Disease statistics: Mean age was 9.2 years and the average hospital stay was 5.4 days. Bacterial skin or soft tissue infections were the most common complications (30%), followed by pneumonia (17%) and central nervous system complications (11.5%). There were no fatal cases throughout the study period. The calculated hospitalization rate for varicella was one in every 319 cases. Major differences between Jews and Bedouins included an older mean age of Bedouin patients (13.9 years versus 4.5 years); higher hospitalization rate (relative risk [R.R.]: 2.8, 95% confidence interval: 1.9-4.2), and higher risk for complicated varicella (R.R.: 2.1, 95% confidence interval: 1.3-3.4).
Treatment: Several studies indicate that antiviral medications decrease the duration of symptoms and the likelihood of postherpetic neuralgia, especially when initiated within 2 days of the onset of rash. In typical cases that involve individuals who are otherwise healthy, oral acyclovir may be prescribed. An important study by Kubeyinje (1997) suggested that the use of acyclovir in healthy young adults with zoster is not clearly justified, especially in situations of limited economic resources
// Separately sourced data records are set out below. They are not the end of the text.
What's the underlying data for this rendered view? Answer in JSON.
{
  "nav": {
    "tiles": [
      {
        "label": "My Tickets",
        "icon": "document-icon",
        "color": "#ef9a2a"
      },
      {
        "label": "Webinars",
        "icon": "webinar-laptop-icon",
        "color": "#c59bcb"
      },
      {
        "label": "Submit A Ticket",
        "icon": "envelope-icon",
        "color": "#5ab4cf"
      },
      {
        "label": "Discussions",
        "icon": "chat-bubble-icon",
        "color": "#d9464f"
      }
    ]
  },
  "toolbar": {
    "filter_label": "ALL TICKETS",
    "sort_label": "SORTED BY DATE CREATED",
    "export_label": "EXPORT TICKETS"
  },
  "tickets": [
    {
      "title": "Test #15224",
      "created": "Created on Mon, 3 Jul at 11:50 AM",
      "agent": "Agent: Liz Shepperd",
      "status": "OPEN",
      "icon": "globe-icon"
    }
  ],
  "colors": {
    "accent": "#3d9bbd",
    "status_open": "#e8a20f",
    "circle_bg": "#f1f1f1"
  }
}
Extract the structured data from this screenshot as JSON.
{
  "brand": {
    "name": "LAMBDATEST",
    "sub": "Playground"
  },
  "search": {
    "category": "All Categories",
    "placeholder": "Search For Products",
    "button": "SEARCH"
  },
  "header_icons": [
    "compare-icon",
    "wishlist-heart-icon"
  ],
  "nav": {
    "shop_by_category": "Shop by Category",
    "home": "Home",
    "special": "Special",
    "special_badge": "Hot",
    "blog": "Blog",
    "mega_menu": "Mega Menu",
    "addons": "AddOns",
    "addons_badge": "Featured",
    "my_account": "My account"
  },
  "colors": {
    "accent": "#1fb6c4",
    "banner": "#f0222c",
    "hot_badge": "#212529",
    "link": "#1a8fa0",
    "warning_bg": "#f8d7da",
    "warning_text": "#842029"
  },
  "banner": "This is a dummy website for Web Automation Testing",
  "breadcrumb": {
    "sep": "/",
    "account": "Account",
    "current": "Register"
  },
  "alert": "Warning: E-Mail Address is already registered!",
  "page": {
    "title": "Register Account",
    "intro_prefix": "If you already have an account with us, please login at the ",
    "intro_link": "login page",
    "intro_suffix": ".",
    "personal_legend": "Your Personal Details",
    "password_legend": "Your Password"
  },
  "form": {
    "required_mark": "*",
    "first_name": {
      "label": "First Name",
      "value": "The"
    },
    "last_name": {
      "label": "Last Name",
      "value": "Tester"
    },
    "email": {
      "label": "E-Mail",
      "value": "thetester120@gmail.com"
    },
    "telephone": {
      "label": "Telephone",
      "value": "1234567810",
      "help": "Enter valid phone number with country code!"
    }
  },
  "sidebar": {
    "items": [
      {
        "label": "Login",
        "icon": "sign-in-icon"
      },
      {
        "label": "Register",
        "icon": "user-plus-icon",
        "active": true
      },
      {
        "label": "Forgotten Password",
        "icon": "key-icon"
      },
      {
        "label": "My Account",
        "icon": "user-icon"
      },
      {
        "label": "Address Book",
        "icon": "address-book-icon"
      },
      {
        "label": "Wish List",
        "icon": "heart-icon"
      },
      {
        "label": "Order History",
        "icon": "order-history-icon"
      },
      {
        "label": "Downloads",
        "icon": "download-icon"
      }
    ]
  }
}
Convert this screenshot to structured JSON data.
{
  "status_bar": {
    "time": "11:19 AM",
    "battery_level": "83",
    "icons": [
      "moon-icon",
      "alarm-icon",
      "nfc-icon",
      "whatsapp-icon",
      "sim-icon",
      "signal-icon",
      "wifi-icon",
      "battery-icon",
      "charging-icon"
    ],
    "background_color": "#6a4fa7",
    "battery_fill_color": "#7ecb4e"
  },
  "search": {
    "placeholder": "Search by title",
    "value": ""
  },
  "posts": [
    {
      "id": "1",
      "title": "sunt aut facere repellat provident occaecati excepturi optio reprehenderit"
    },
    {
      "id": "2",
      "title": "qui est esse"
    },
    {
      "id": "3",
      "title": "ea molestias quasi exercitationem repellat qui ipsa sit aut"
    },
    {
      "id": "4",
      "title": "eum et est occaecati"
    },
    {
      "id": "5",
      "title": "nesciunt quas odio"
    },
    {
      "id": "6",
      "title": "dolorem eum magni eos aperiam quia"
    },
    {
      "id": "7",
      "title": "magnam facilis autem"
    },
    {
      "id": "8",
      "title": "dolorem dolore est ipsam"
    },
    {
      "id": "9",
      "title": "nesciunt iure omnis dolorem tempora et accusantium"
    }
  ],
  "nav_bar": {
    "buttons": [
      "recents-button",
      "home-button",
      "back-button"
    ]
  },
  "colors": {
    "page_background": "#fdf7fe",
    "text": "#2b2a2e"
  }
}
Research: Hospitalization for primary varicella-zoster virus infection and its complications in patients from Southern Israel. Hospitalization of patients with varicella in southern Israel is common and varicella infection in Bedouins is associated with greater morbidity compared with that in Jews in southern Israel.